"Chocolate gives you energy," she'd say, nibbling a Hershey Bar or Tootsie Roll.

It was probably the only really bad advice Mom gave me.

She was blessed with incredible natural energy -- and a furnace-like metabolism, so all those sugary treats just melted away like...well, sugar.

I, on the other hand, can't exactly hide the evidence of my life-long chocolate addiction, although I take comfort in all the recent news about the heart-health and other benefits of dark chocolate eaten in moderation.

(Moderation is such a wonderfully ambiguous word, isn't it? I like to interpret it as, "Well, I could have eaten more...")

Now comes word that Armenia is becoming a chocolate wonderland.

The Grand Candy Company has crafted the world's largest chcolate bar, certified by the Guiness Book of World Records.

It's 224 inches long, which means it's just about as long as a hulking Chevrolet Suburban SUV -- but at 9,702 pounds it weighs about half-again as much. That must be some rich chocolate!

According to the Associated Press (whose photo appears at top), factory owner Karen Vardanyan says the special bar commemorates the company's 10th anniversary.

It's all natural, and contains 70 percent cocoa mass. So in my book, it qualifies as health food.

Better yet, it's free!
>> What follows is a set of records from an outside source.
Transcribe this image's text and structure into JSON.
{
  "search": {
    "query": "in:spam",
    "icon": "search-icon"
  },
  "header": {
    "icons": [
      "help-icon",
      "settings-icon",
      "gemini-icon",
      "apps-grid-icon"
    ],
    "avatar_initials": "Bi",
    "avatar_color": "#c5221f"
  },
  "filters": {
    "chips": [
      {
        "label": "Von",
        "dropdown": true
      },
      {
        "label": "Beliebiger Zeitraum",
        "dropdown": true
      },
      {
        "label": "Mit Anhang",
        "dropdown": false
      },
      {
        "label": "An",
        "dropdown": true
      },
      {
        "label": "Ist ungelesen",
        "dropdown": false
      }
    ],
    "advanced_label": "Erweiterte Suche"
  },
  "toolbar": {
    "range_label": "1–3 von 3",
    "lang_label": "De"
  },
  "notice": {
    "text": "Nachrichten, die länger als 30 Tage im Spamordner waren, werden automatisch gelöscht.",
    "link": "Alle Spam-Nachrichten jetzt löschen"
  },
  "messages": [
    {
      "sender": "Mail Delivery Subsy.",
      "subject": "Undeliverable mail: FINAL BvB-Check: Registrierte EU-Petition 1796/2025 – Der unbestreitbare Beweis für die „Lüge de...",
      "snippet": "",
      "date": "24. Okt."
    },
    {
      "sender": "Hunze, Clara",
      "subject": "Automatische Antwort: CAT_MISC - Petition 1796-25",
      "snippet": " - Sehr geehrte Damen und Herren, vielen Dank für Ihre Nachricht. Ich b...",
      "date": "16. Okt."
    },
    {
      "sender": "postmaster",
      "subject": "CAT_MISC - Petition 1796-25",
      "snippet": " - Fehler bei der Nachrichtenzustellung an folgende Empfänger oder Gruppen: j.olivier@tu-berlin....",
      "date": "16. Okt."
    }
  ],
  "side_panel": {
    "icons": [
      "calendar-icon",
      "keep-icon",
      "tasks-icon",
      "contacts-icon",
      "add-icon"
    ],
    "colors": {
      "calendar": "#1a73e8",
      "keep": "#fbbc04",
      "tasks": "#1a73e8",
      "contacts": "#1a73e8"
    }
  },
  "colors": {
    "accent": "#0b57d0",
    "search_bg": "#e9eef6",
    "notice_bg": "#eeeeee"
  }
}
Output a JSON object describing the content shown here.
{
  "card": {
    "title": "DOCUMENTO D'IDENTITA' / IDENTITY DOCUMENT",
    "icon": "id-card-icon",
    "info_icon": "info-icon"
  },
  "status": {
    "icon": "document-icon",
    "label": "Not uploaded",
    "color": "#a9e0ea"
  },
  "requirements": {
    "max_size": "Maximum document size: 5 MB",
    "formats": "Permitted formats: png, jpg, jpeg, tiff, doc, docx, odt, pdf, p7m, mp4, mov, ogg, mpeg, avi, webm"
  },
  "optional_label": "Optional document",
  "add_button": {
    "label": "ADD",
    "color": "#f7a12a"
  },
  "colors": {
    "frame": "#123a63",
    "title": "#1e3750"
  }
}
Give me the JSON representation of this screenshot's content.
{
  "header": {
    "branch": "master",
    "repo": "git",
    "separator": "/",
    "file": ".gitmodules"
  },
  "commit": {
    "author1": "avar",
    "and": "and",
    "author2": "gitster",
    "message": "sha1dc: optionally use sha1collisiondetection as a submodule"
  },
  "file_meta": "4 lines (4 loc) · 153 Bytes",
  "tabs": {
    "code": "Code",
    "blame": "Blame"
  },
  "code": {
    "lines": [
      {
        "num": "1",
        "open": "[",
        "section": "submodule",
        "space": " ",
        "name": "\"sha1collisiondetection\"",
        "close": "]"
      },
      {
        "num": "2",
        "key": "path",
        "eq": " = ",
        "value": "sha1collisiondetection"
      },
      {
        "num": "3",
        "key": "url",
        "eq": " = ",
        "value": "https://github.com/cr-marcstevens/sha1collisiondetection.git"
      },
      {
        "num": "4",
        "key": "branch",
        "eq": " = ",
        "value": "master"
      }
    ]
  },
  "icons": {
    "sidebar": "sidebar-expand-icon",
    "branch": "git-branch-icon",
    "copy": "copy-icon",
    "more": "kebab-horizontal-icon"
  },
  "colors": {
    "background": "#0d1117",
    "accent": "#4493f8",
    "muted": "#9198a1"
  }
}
The 10-inch-thick bar will be pieced-out on Oct. 16 to anyone who happens to be in Yerevan that day.

My advice to the lucky folks back in the homeland is simple: Moderation.

In this case, I think the meaning is perfectly clear: Save some for me!

Friday, October 1, 2010

Is Pomegranate juice not so wonderful after all?


A few weeks ago, Doug posted an item about the medical breakthrough of the pomegranate

Now we learn that POM, a major producer of pomegranate products, is  being attacked by the FTC (Federal Trade Commission) for their advertising claims.

According to an NPR article written by Julie Rovner, the FTC is slamming the makers of POM Wonderful juice and POMx supplements for "false and unsubstantiated claims that their products will prevent or treat heart disease, prostate cancer, and erectile dysfunction."


Read Rovner’s article and see what you think.

In the meantime, we’ll continue to consume - and enjoy - our favorite juice.